The ICA Law grants a statutory right to the parties to arbitration to appeal against an arbitral award. Since the Law does not expressly state, as it often does, that, if they so wish, the parties may contract out of this right in the arbitration agreement, it appears that such restriction would not be valid and binding to the parties. This is further supported by section 28 of the Contracts Law, Cap.149, which provides that a party cannot contract out of the right to recourse to justice. However, according to caselaw, a contractual term restricting the period of time that the innocent party has a right of recourse to Justice, constitutes a mutually agreed term, entailing waiver of right and would not contravene the provisions of article 28.
In domestic arbitration, an award can be appealed only if the parties have so agreed (Article 1489, CCP). Where the parties have agreed that appeal is permissible, the parties cannot initiate setting aside proceedings (Article 1491, CCP).
In international arbitration, awards can never be appealed. International arbitration can therefore be subject only to setting aside proceedings (Article 1518, CCP). While an appeal permits a fresh review of the merits of a case, setting aside proceedings permit only the setting aside of an award, on narrowly defined grounds. In the latter case, no review of the merits is in principle permitted (see Question 30).

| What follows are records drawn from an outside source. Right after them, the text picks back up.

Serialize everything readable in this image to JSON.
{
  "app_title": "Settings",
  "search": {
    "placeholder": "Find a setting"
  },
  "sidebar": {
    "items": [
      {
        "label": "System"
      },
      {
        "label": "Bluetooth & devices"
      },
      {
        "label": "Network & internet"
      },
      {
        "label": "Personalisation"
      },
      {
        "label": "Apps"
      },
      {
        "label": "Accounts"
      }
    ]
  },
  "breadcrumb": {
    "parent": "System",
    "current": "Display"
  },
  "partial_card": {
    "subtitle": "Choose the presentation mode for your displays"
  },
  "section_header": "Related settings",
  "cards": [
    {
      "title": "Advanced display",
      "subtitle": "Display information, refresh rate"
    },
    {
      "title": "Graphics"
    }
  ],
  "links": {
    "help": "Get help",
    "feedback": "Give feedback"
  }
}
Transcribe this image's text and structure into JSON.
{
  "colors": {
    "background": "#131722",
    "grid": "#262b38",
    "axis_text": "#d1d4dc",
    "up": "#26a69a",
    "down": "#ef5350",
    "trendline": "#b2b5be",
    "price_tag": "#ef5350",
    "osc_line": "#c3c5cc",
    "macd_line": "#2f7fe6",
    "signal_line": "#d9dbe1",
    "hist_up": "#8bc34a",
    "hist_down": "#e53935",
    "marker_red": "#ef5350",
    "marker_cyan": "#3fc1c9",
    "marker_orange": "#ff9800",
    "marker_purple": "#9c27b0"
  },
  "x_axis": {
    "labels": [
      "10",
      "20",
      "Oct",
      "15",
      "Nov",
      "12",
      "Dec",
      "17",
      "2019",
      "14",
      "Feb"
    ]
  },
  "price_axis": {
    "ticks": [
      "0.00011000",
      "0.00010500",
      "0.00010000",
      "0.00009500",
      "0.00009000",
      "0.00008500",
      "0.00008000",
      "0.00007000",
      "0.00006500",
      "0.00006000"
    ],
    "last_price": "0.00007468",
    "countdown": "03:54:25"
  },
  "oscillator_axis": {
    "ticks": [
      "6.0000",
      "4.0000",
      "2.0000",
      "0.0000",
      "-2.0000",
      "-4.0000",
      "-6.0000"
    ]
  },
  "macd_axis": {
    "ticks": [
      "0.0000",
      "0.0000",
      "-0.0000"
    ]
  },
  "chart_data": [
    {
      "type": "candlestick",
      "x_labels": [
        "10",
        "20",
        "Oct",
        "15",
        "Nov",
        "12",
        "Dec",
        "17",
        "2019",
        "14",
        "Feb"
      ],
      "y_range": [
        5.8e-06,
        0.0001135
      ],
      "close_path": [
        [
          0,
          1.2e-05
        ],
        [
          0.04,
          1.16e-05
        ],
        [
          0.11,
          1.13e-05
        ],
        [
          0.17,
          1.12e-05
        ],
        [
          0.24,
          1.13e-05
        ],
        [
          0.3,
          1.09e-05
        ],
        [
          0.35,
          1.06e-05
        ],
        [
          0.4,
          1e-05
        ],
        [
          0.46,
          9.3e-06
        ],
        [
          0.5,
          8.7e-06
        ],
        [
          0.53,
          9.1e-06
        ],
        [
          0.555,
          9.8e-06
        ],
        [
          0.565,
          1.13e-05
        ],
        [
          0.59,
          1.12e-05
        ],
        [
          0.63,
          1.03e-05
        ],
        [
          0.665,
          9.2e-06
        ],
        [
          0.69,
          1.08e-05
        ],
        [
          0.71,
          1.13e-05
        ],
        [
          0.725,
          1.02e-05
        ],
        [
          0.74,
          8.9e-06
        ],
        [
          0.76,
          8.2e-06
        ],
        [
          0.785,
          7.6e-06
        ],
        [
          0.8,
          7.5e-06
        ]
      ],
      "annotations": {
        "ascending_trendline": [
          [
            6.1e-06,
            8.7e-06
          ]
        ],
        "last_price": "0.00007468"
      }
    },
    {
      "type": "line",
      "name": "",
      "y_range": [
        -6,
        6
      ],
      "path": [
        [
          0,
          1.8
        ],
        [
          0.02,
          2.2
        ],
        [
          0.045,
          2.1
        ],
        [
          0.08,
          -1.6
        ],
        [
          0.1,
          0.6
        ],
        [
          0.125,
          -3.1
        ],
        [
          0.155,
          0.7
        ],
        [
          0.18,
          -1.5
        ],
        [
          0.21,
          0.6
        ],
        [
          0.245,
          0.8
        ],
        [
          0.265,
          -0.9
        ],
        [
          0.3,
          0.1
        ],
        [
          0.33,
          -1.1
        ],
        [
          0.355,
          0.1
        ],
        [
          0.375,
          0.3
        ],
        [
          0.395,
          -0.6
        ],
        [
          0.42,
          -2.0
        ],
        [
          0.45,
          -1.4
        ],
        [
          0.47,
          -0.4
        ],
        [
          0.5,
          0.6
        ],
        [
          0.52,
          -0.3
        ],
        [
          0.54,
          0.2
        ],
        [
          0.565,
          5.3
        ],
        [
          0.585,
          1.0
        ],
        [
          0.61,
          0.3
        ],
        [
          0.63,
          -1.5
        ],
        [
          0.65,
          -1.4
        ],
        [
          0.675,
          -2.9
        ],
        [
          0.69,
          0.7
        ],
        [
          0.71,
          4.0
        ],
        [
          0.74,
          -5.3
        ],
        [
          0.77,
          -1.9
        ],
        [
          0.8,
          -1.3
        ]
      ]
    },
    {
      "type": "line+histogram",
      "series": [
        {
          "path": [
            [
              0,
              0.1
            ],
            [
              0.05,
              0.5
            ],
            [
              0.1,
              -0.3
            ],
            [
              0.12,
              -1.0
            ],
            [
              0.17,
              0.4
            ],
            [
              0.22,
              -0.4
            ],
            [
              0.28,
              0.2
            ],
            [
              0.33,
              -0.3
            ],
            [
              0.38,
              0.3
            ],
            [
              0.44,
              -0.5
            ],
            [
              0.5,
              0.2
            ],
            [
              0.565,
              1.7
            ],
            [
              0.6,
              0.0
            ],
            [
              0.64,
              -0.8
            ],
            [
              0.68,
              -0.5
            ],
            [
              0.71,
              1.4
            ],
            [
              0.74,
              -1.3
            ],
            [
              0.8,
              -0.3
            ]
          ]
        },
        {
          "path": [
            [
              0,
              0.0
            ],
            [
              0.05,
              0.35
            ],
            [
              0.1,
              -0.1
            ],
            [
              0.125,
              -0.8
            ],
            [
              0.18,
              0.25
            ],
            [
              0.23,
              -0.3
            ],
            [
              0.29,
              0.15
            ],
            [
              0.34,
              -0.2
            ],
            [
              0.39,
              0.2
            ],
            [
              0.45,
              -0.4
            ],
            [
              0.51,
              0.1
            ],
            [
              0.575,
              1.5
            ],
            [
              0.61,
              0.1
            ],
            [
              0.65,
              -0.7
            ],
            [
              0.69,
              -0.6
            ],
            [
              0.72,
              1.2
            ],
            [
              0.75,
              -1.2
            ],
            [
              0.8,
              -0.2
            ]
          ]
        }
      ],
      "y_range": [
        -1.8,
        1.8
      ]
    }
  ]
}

Parties cannot agree to waive any ground for challenge provided for by Article 827 CCP.
The parties are free to insert any terms in their contract and would be bound by the terms of their agreement. The fact that the parties are empowered to waive their right to challenge an arbitral award is buttressed by the fact that the statutory provisions on challenges to arbitral awards are not mandatory. The validity of such provisions may be challenged in view of the fact that there is a right to approach courts in Nigeria. The Nigerian courts have held in other circumstances that access to the judicial system is a public right which cannot be waived or ousted by agreement.
A general waiver of the rights to appeal is impermissible in Austria. Apart from objective arbitrability and general ordre public, grounds for appeal may be waived once the award has been issued.
Under the FAA, ‘the grounds for vacatur of an arbitration award . . . are not waivable, or subject to elimination by contract.’ In re Wal-Mart Wage & Hour Employment Practices Litig., 737 F.3d 1262, 1267 (9th Cir. 2013). Most state courts that have addressed this issue have reached the same conclusion under state law. However, California will enforce waiver of the right to challenge a judgement confirming an arbitration award where the waiver is “clear and explicit.” Emerald Aero, LLC v. Kaplan, 1144, 215 Cal. Rptr. 3d 5, 21 (Ct. App. 2017), as modified on denial of reh'g (Mar. 21, 2017), review denied (June 14, 2017).
Pursuant to article 900 GrCCP the parties may not ex ante waive their right to challenge the award. An ex post waiver is always deemed valid. Nevertheless, an ex ante waiver may be deemed valid in case the respective agreement is ratified by law which prevails over article 900 GrCCP as lex specialis.
Under the Israeli Arbitration Law, the rule is that there is no right of appeal on the arbitral award unless the parties decided in the arbitration agreement on one of the alternatives of appeal provided for under the law (see answer to question 30 above).
Under s.69(1) of the 1996 Act, the parties to arbitral proceedings can agree to waive the right to appeal to the court on a point of law.
The right to challenge the award for lack of jurisdiction or serious irregularity cannot be waived. However, s.73 of the 1996 Act states that if a party continues to take part in the proceedings, it may lose the right to raise such an objection late in the proceedings unless it can prove it did not know of the grounds for objection at the time.